TASK OBJECTIVE: Locate the string "email" in the records below. Copy every line where it occurs.
EXERCISE DATA section start
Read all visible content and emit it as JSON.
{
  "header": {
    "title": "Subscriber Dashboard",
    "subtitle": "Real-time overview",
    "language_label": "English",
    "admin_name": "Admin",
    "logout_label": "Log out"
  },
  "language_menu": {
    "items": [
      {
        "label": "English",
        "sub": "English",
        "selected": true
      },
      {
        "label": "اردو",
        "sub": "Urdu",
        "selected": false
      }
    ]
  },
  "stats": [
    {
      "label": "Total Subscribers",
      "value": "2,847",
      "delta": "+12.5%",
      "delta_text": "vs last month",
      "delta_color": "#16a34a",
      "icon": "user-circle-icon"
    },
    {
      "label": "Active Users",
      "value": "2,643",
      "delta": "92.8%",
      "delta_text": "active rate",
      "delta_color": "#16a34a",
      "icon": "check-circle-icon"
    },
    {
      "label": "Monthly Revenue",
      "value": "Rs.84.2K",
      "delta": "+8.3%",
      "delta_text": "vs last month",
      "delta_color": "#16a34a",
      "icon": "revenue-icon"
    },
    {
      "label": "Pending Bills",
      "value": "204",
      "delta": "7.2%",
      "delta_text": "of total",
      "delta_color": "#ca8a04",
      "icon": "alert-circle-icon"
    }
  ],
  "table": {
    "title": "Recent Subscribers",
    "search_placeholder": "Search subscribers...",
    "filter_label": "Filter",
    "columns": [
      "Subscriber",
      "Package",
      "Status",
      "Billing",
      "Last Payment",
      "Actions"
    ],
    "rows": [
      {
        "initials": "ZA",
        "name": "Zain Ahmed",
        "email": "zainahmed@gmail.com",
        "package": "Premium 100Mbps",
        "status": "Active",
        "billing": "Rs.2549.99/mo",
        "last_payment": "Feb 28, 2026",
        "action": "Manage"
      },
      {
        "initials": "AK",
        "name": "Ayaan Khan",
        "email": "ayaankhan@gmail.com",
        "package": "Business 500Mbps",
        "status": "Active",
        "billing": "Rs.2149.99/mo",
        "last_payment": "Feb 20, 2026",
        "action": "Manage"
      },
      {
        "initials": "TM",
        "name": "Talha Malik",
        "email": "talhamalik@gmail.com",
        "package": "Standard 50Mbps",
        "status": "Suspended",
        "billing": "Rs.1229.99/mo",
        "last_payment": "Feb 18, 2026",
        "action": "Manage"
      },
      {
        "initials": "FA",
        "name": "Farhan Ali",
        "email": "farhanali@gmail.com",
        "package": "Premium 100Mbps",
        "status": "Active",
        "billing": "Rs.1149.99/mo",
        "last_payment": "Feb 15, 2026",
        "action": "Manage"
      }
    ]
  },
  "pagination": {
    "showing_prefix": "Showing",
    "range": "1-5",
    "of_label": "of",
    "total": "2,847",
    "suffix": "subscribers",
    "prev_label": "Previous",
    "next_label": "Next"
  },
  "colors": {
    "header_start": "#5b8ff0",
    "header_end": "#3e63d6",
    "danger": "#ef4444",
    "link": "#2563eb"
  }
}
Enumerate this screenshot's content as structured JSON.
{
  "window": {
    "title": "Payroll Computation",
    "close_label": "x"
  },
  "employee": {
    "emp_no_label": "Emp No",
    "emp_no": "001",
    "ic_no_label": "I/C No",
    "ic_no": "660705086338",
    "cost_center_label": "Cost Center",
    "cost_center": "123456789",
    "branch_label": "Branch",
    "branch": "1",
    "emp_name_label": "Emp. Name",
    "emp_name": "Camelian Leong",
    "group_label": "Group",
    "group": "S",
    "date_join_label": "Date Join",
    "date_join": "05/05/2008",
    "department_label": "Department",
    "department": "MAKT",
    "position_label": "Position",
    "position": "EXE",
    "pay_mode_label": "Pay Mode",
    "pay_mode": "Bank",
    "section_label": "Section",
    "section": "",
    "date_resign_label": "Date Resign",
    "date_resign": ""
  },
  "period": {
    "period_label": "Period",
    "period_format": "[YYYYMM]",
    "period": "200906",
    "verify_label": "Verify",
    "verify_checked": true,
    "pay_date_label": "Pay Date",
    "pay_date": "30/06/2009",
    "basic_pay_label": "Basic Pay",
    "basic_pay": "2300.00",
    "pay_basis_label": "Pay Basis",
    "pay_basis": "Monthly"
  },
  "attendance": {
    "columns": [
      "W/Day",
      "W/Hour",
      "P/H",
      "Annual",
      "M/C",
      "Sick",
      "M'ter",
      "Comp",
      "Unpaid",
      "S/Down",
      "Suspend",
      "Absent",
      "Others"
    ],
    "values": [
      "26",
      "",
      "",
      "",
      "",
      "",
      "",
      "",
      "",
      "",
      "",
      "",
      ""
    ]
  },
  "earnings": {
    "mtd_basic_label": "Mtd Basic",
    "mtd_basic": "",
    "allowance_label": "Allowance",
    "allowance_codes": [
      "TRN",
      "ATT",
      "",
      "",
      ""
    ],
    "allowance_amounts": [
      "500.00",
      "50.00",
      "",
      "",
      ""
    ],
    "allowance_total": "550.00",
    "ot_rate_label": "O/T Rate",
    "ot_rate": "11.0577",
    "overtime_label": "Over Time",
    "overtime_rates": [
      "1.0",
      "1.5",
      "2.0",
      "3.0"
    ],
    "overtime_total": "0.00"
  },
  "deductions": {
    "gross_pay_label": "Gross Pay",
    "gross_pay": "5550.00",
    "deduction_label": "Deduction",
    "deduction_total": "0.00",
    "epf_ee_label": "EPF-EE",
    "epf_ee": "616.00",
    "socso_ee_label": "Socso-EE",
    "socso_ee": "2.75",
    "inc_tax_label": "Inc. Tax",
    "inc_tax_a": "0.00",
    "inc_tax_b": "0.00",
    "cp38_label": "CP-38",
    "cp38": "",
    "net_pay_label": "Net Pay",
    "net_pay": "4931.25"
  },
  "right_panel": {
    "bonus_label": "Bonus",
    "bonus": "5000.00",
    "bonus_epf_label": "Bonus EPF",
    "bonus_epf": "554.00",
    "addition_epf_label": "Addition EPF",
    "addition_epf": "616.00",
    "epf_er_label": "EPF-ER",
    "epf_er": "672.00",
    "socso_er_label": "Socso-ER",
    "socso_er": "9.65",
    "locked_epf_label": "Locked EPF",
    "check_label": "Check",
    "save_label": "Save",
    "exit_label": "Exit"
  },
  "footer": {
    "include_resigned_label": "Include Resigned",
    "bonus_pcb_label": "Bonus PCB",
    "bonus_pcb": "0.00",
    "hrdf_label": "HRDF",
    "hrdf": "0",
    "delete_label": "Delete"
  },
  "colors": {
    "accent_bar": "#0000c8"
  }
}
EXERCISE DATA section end
TASK ANSWER:
        "email": "zainahmed@gmail.com",
        "email": "ayaankhan@gmail.com",
        "email": "talhamalik@gmail.com",
        "email": "farhanali@gmail.com",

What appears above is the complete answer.